Protests took place over the next months, people were jailed, scores of others were killed until in February 2014 when Yanukovych and his regime were ousted. It was great, because the Ukrainian economy and politics were struggling with oligarch-controlled manufacturing industries and with the same kind of control in political life.

The same year, in the aftermath of this revolution, Russia attacked and annexed Crimea. In that conflict only, when Russia invaded and occupied Crimea, over 13,000 people died.
I am not sure what is going to happen now. Nothing is surprising anymore. I won’t be surprised if Putin wants to bring back the former president Viktor Yanukovych.
I won’t be surprised by any twists and turns in this ongoing war.

Second, I am worried about the escalation of the curent conflict.
If a missile goes wrong, in the wrong direction…let’s say towards Romania or another NATO member, the situation can get seriously out of control. Not that anything is in order now, because at Romania’s and Poland’s borders there are already thousands of refugees. And I can’t even think of what is on the ground in Ukraine.

And, there is one more thing…..the situation in the Black Sea is not very good. According to news outlets , Snake Island is now controlled by the Russian army.

The island itself is Ukrainian, but, for a long time, Romania refused to legally recognize it as an island so as not to lose sovereignty over the surrounding waters. The territorial limits of the continental shelf around Snake Island were finally delineated by the International Court of Justice in 2009, and Romania has 9,700 square kilometers of the continental shelf around the island.

To be continued…….

Ukraine attack

by Andrada Costoiu


Do you agree with this?
And now, it is time for a second question: WHO ARE THE HOUSEKEEPERS? 

I was born and raised in Romania. We were communist for so long, and it wasn’t the greatest time of our history. Then, the Romanian Revolution came in 1989 followed by waves after waves of corrupted politics. It’s been 30 years and although the new society and political structure was not built at all levels the way that it was expected (lots of Romanian industry landmarks and natural resources have been sold to foreign companies for pennies, by corrupt leaders, while their accounts were loaded with money), Romanians are free. Romania is a democracy, a beautiful country with beautiful people that live their life in peace. Everybody is doing the best they can, living and speaking their minds without the fear of being jailed or killed. I cannot imagine going back in time, to the old ways of life. I can’t.

Now, let’s go back to Ukraine.  How do these people feel and most importantly, who is there for them? Them, themselves only?  What should they do, while Russia is on one side and NATO on the other side? They are part of none, but they’re in the middle. 
How much time do you think they can hold in this position? 

Photo credit: Paul Michelman, MIT Sloan Review

Yes, unfortunately, the geopolitical situation of Ukraine sucks. It really does, and there is nothing drastic that can be done about it, unless the world is ready to risk war expansion and massive loss of life.

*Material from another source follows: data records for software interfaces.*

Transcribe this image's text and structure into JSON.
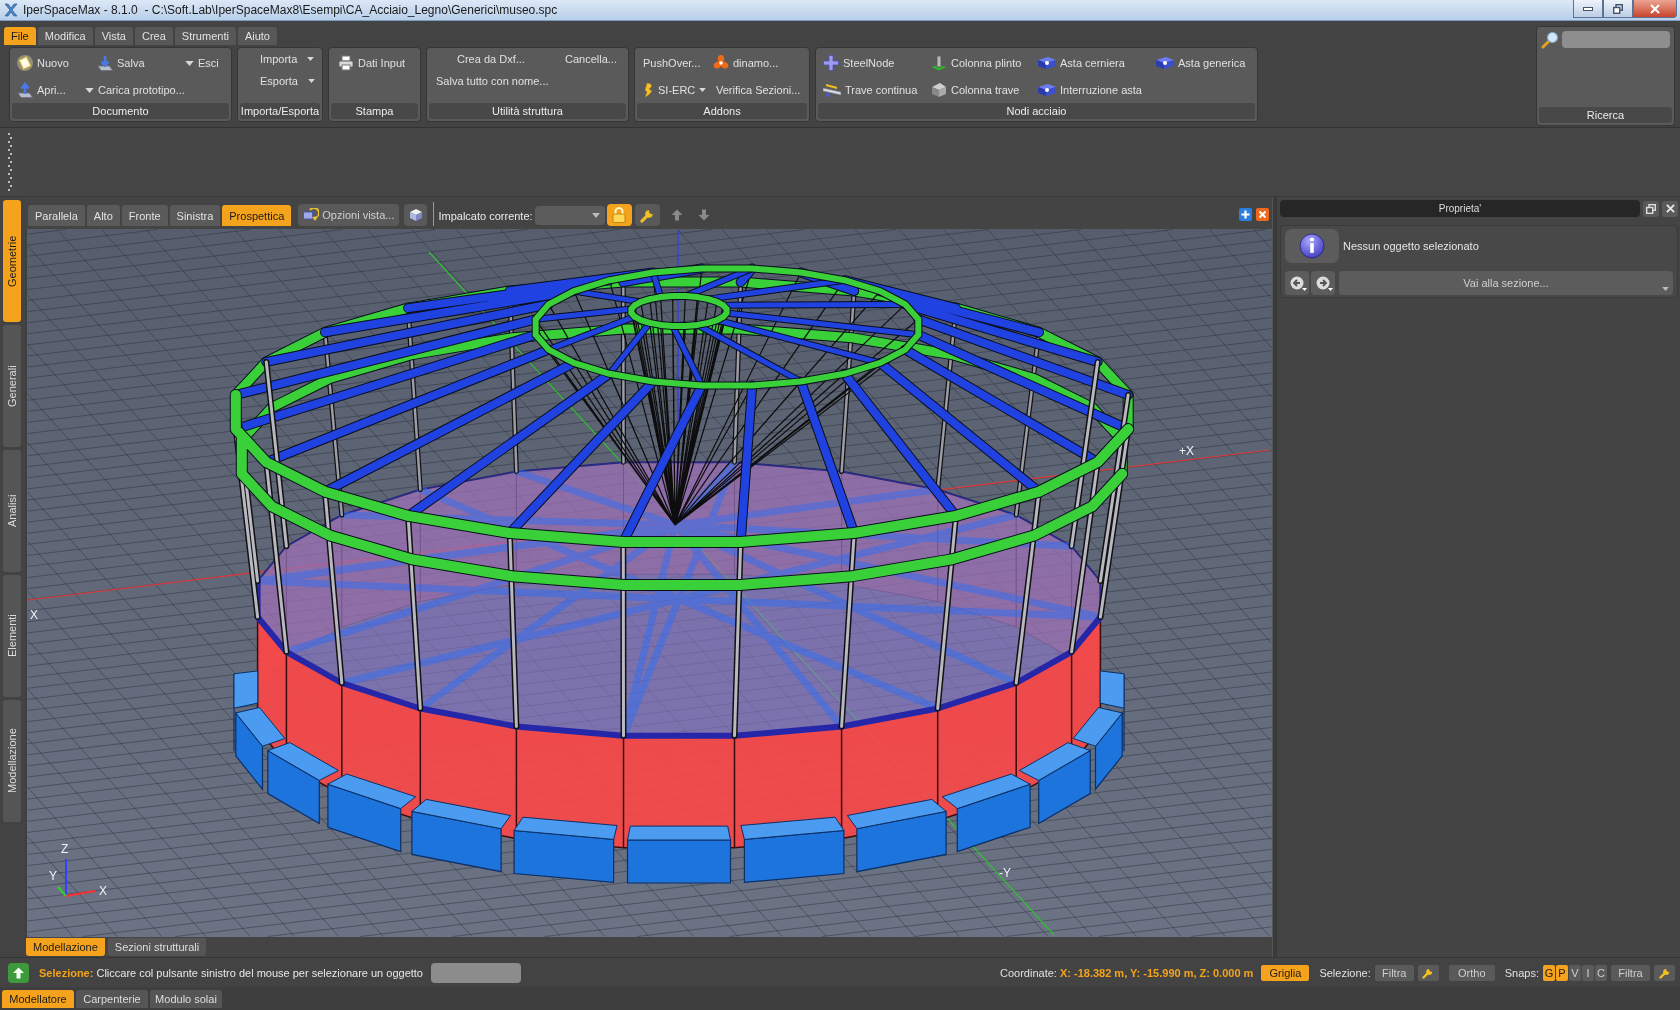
{
  "window": {
    "title": "IperSpaceMax - 8.1.0  - C:\\Soft.Lab\\IperSpaceMax8\\Esempi\\CA_Acciaio_Legno\\Generici\\museo.spc"
  },
  "menu": [
    {
      "label": "File",
      "selected": true
    },
    {
      "label": "Modifica",
      "selected": false
    },
    {
      "label": "Vista",
      "selected": false
    },
    {
      "label": "Crea",
      "selected": false
    },
    {
      "label": "Strumenti",
      "selected": false
    },
    {
      "label": "Aiuto",
      "selected": false
    }
  ],
  "ribbon": [
    {
      "title": "Documento",
      "items": [
        "Nuovo",
        "Salva",
        "Esci",
        "Apri...",
        "Carica prototipo..."
      ]
    },
    {
      "title": "Importa/Esporta",
      "items": [
        "Importa",
        "Esporta"
      ]
    },
    {
      "title": "Stampa",
      "items": [
        "Dati Input"
      ]
    },
    {
      "title": "Utilità struttura",
      "items": [
        "Crea da Dxf...",
        "Cancella...",
        "Salva tutto con nome..."
      ]
    },
    {
      "title": "Addons",
      "items": [
        "PushOver...",
        "dinamo...",
        "SI-ERC",
        "Verifica Sezioni..."
      ]
    },
    {
      "title": "Nodi acciaio",
      "items": [
        "SteelNode",
        "Colonna plinto",
        "Asta cerniera",
        "Asta generica",
        "Trave continua",
        "Colonna trave",
        "Interruzione asta"
      ]
    }
  ],
  "search": {
    "title": "Ricerca"
  },
  "side_tabs": [
    {
      "label": "Geometrie",
      "selected": true
    },
    {
      "label": "Generali",
      "selected": false
    },
    {
      "label": "Analisi",
      "selected": false
    },
    {
      "label": "Elementi",
      "selected": false
    },
    {
      "label": "Modellazione",
      "selected": false
    }
  ],
  "view_toolbar": {
    "tabs": [
      {
        "label": "Parallela",
        "selected": false
      },
      {
        "label": "Alto",
        "selected": false
      },
      {
        "label": "Fronte",
        "selected": false
      },
      {
        "label": "Sinistra",
        "selected": false
      },
      {
        "label": "Prospettica",
        "selected": true
      }
    ],
    "options_label": "Opzioni vista...",
    "floor_label": "Impalcato corrente:",
    "lock_active": true
  },
  "viewport": {
    "axis_labels": [
      "+X",
      "X",
      "-Y"
    ],
    "triad_labels": [
      "Z",
      "Y",
      "X"
    ]
  },
  "view_tabs": [
    {
      "label": "Modellazione",
      "selected": true
    },
    {
      "label": "Sezioni strutturali",
      "selected": false
    }
  ],
  "properties": {
    "title": "Proprieta'",
    "message": "Nessun oggetto selezionato",
    "goto_section": "Vai alla sezione..."
  },
  "status": {
    "message": "**Selezione:** Cliccare col pulsante sinistro del mouse per selezionare un oggetto",
    "coordinates": "Coordinate: **X: -18.382 m, Y: -15.990 m, Z: 0.000 m**",
    "grid": {
      "label": "Griglia",
      "on": true
    },
    "selection_label": "Selezione:",
    "selection_filter": "Filtra",
    "ortho": {
      "label": "Ortho",
      "on": false
    },
    "snaps_label": "Snaps:",
    "snaps": [
      {
        "label": "G",
        "on": true
      },
      {
        "label": "P",
        "on": true
      },
      {
        "label": "V",
        "on": false
      },
      {
        "label": "I",
        "on": false
      },
      {
        "label": "C",
        "on": false
      }
    ],
    "snaps_filter": "Filtra"
  },
  "modules": [
    {
      "label": "Modellatore",
      "selected": true
    },
    {
      "label": "Carpenterie",
      "selected": false
    },
    {
      "label": "Modulo solai",
      "selected": false
    }
  ]
}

Unfortunately, the way our world is built it places value more on institutions than on what it actually happens on the ground. It is the same whether we consider the macro and micro scales. When planes throw bombs, they do not imagine families in those buildings, mothers crying next to her children, and old people huddled in bed praying for their lives. They throw bombs in the name of geopolitics, in the name of balance of power, and not in the name of humanity.

What is happening right now in our world is not only about Ukraine, about Russia, about NATO. It is about everything, including geopolitics, big corporations and interest games that are sucking our souls, the people.

There are, for example, approximately 40,000 oil fields globally and 6 million people that live or work nearby. If not done carefully, drilling pollutes local soil, water, and air, which in turn causes cancer, liver damage …and in general, the destruction of our planet.  In the game corporations vs cost of human lives, who wins? Us, people?

There are many such examples, but without loading this post with much information, I want to go back to the simple statement and the simple question I posed above.